> _Instructions to follow_: For this exercise, print all of the data exactly as given.

Stored data
==============================

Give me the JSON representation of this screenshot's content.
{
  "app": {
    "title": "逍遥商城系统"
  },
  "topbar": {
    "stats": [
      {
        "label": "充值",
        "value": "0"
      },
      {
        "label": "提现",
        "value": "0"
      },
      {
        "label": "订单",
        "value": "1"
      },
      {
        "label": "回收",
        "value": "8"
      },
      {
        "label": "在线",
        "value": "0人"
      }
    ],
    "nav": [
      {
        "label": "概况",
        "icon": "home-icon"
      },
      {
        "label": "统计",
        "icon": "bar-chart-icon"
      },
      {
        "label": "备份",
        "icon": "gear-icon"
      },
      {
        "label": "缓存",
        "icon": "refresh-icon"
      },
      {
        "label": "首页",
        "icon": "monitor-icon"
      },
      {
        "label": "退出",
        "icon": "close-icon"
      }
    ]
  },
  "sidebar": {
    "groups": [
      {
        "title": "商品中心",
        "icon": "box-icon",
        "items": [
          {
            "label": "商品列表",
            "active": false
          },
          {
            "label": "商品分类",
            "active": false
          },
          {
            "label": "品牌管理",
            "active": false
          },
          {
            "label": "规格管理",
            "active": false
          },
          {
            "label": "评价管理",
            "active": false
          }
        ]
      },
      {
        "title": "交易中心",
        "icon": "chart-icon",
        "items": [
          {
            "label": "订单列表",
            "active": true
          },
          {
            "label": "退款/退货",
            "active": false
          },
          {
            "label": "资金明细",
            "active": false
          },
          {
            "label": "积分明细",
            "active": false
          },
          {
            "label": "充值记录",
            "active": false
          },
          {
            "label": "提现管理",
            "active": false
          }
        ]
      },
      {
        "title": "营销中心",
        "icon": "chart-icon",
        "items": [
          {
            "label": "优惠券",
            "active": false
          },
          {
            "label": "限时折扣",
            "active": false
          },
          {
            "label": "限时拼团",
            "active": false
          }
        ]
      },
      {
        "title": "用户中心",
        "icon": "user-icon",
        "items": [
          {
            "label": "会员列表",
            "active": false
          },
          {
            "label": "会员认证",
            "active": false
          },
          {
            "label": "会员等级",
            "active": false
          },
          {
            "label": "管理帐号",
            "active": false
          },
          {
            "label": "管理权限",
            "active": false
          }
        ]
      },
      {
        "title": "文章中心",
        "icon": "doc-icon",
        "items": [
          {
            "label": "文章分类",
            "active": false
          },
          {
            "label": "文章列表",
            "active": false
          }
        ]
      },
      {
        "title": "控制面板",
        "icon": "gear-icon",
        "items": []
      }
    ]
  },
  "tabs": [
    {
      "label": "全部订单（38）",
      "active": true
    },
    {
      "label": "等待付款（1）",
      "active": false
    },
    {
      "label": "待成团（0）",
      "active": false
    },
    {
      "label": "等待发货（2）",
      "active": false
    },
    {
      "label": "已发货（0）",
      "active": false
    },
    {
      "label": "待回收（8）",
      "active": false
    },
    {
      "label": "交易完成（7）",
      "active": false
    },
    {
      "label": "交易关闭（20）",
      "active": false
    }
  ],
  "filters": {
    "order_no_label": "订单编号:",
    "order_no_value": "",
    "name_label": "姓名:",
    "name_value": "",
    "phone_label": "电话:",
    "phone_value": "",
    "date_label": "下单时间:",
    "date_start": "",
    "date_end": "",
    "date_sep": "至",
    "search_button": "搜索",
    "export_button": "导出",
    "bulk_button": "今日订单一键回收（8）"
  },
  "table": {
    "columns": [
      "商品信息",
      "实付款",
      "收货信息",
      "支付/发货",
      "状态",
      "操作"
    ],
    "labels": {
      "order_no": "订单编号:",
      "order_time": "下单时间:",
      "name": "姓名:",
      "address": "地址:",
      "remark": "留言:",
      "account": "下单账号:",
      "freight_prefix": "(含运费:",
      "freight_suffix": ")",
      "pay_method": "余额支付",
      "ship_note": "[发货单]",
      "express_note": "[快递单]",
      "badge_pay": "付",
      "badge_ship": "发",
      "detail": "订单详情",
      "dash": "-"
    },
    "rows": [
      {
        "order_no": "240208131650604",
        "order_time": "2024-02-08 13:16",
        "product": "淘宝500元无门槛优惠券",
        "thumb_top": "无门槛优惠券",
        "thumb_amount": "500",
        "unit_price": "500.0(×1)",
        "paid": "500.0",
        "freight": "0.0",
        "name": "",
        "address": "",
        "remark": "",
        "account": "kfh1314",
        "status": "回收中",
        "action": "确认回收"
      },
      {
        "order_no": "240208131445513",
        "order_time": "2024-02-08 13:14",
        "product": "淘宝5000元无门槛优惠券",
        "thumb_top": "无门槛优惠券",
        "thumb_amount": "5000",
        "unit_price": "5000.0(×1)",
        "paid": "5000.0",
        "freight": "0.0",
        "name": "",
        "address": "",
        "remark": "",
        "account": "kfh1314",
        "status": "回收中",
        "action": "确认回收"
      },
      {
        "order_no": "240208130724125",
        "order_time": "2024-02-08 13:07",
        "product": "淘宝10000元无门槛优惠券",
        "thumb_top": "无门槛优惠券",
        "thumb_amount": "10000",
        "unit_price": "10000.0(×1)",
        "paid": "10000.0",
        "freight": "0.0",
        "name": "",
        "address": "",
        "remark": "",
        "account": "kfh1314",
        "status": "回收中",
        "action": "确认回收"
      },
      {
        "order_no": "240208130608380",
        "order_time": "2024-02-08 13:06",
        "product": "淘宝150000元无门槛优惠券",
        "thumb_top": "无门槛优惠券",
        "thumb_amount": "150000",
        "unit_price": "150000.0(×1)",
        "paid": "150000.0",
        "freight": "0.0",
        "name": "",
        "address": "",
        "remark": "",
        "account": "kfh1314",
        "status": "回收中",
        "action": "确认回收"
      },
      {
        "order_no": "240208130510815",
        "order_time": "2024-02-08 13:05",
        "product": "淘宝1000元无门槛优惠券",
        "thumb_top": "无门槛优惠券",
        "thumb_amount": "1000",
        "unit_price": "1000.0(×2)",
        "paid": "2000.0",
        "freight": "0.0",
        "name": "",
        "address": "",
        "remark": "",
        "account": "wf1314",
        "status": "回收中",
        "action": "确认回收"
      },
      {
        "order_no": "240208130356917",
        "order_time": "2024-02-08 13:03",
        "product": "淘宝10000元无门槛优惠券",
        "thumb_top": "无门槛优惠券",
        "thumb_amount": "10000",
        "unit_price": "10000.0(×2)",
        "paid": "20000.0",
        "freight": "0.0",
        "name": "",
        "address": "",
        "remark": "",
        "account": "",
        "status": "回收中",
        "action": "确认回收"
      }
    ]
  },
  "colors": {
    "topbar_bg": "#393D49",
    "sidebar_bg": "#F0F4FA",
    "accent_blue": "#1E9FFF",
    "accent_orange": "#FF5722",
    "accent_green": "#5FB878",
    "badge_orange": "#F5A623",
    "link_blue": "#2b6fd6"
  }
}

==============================

> _Written answer_:
Give me the JSON representation of this screenshot's content.
{
  "app": {
    "title": "逍遥商城系统"
  },
  "topbar": {
    "stats": [
      {
        "label": "充值",
        "value": "0"
      },
      {
        "label": "提现",
        "value": "0"
      },
      {
        "label": "订单",
        "value": "1"
      },
      {
        "label": "回收",
        "value": "8"
      },
      {
        "label": "在线",
        "value": "0人"
      }
    ],
    "nav": [
      {
        "label": "概况",
        "icon": "home-icon"
      },
      {
        "label": "统计",
        "icon": "bar-chart-icon"
      },
      {
        "label": "备份",
        "icon": "gear-icon"
      },
      {
        "label": "缓存",
        "icon": "refresh-icon"
      },
      {
        "label": "首页",
        "icon": "monitor-icon"
      },
      {
        "label": "退出",
        "icon": "close-icon"
      }
    ]
  },
  "sidebar": {
    "groups": [
      {
        "title": "商品中心",
        "icon": "box-icon",
        "items": [
          {
            "label": "商品列表",
            "active": false
          },
          {
            "label": "商品分类",
            "active": false
          },
          {
            "label": "品牌管理",
            "active": false
          },
          {
            "label": "规格管理",
            "active": false
          },
          {
            "label": "评价管理",
            "active": false
          }
        ]
      },
      {
        "title": "交易中心",
        "icon": "chart-icon",
        "items": [
          {
            "label": "订单列表",
            "active": true
          },
          {
            "label": "退款/退货",
            "active": false
          },
          {
            "label": "资金明细",
            "active": false
          },
          {
            "label": "积分明细",
            "active": false
          },
          {
            "label": "充值记录",
            "active": false
          },
          {
            "label": "提现管理",
            "active": false
          }
        ]
      },
      {
        "title": "营销中心",
        "icon": "chart-icon",
        "items": [
          {
            "label": "优惠券",
            "active": false
          },
          {
            "label": "限时折扣",
            "active": false
          },
          {
            "label": "限时拼团",
            "active": false
          }
        ]
      },
      {
        "title": "用户中心",
        "icon": "user-icon",
        "items": [
          {
            "label": "会员列表",
            "active": false
          },
          {
            "label": "会员认证",
            "active": false
          },
          {
            "label": "会员等级",
            "active": false
          },
          {
            "label": "管理帐号",
            "active": false
          },
          {
            "label": "管理权限",
            "active": false
          }
        ]
      },
      {
        "title": "文章中心",
        "icon": "doc-icon",
        "items": [
          {
            "label": "文章分类",
            "active": false
          },
          {
            "label": "文章列表",
            "active": false
          }
        ]
      },
      {
        "title": "控制面板",
        "icon": "gear-icon",
        "items": []
      }
    ]
  },
  "tabs": [
    {
      "label": "全部订单（38）",
      "active": true
    },
    {
      "label": "等待付款（1）",
      "active": false
    },
    {
      "label": "待成团（0）",
      "active": false
    },
    {
      "label": "等待发货（2）",
      "active": false
    },
    {
      "label": "已发货（0）",
      "active": false
    },
    {
      "label": "待回收（8）",
      "active": false
    },
    {
      "label": "交易完成（7）",
      "active": false
    },
    {
      "label": "交易关闭（20）",
      "active": false
    }
  ],
  "filters": {
    "order_no_label": "订单编号:",
    "order_no_value": "",
    "name_label": "姓名:",
    "name_value": "",
    "phone_label": "电话:",
    "phone_value": "",
    "date_label": "下单时间:",
    "date_start": "",
    "date_end": "",
    "date_sep": "至",
    "search_button": "搜索",
    "export_button": "导出",
    "bulk_button": "今日订单一键回收（8）"
  },
  "table": {
    "columns": [
      "商品信息",
      "实付款",
      "收货信息",
      "支付/发货",
      "状态",
      "操作"
    ],
    "labels": {
      "order_no": "订单编号:",
      "order_time": "下单时间:",
      "name": "姓名:",
      "address": "地址:",
      "remark": "留言:",
      "account": "下单账号:",
      "freight_prefix": "(含运费:",
      "freight_suffix": ")",
      "pay_method": "余额支付",
      "ship_note": "[发货单]",
      "express_note": "[快递单]",
      "badge_pay": "付",
      "badge_ship": "发",
      "detail": "订单详情",
      "dash": "-"
    },
    "rows": [
      {
        "order_no": "240208131650604",
        "order_time": "2024-02-08 13:16",
        "product": "淘宝500元无门槛优惠券",
        "thumb_top": "无门槛优惠券",
        "thumb_amount": "500",
        "unit_price": "500.0(×1)",
        "paid": "500.0",
        "freight": "0.0",
        "name": "",
        "address": "",
        "remark": "",
        "account": "kfh1314",
        "status": "回收中",
        "action": "确认回收"
      },
      {
        "order_no": "240208131445513",
        "order_time": "2024-02-08 13:14",
        "product": "淘宝5000元无门槛优惠券",
        "thumb_top": "无门槛优惠券",
        "thumb_amount": "5000",
        "unit_price": "5000.0(×1)",
        "paid": "5000.0",
        "freight": "0.0",
        "name": "",
        "address": "",
        "remark": "",
        "account": "kfh1314",
        "status": "回收中",
        "action": "确认回收"
      },
      {
        "order_no": "240208130724125",
        "order_time": "2024-02-08 13:07",
        "product": "淘宝10000元无门槛优惠券",
        "thumb_top": "无门槛优惠券",
        "thumb_amount": "10000",
        "unit_price": "10000.0(×1)",
        "paid": "10000.0",
        "freight": "0.0",
        "name": "",
        "address": "",
        "remark": "",
        "account": "kfh1314",
        "status": "回收中",
        "action": "确认回收"
      },
      {
        "order_no": "240208130608380",
        "order_time": "2024-02-08 13:06",
        "product": "淘宝150000元无门槛优惠券",
        "thumb_top": "无门槛优惠券",
        "thumb_amount": "150000",
        "unit_price": "150000.0(×1)",
        "paid": "150000.0",
        "freight": "0.0",
        "name": "",
        "address": "",
        "remark": "",
        "account": "kfh1314",
        "status": "回收中",
        "action": "确认回收"
      },
      {
        "order_no": "240208130510815",
        "order_time": "2024-02-08 13:05",
        "product": "淘宝1000元无门槛优惠券",
        "thumb_top": "无门槛优惠券",
        "thumb_amount": "1000",
        "unit_price": "1000.0(×2)",
        "paid": "2000.0",
        "freight": "0.0",
        "name": "",
        "address": "",
        "remark": "",
        "account": "wf1314",
        "status": "回收中",
        "action": "确认回收"
      },
      {
        "order_no": "240208130356917",
        "order_time": "2024-02-08 13:03",
        "product": "淘宝10000元无门槛优惠券",
        "thumb_top": "无门槛优惠券",
        "thumb_amount": "10000",
        "unit_price": "10000.0(×2)",
        "paid": "20000.0",
        "freight": "0.0",
        "name": "",
        "address": "",
        "remark": "",
        "account": "",
        "status": "回收中",
        "action": "确认回收"
      }
    ]
  },
  "colors": {
    "topbar_bg": "#393D49",
    "sidebar_bg": "#F0F4FA",
    "accent_blue": "#1E9FFF",
    "accent_orange": "#FF5722",
    "accent_green": "#5FB878",
    "badge_orange": "#F5A623",
    "link_blue": "#2b6fd6"
  }
}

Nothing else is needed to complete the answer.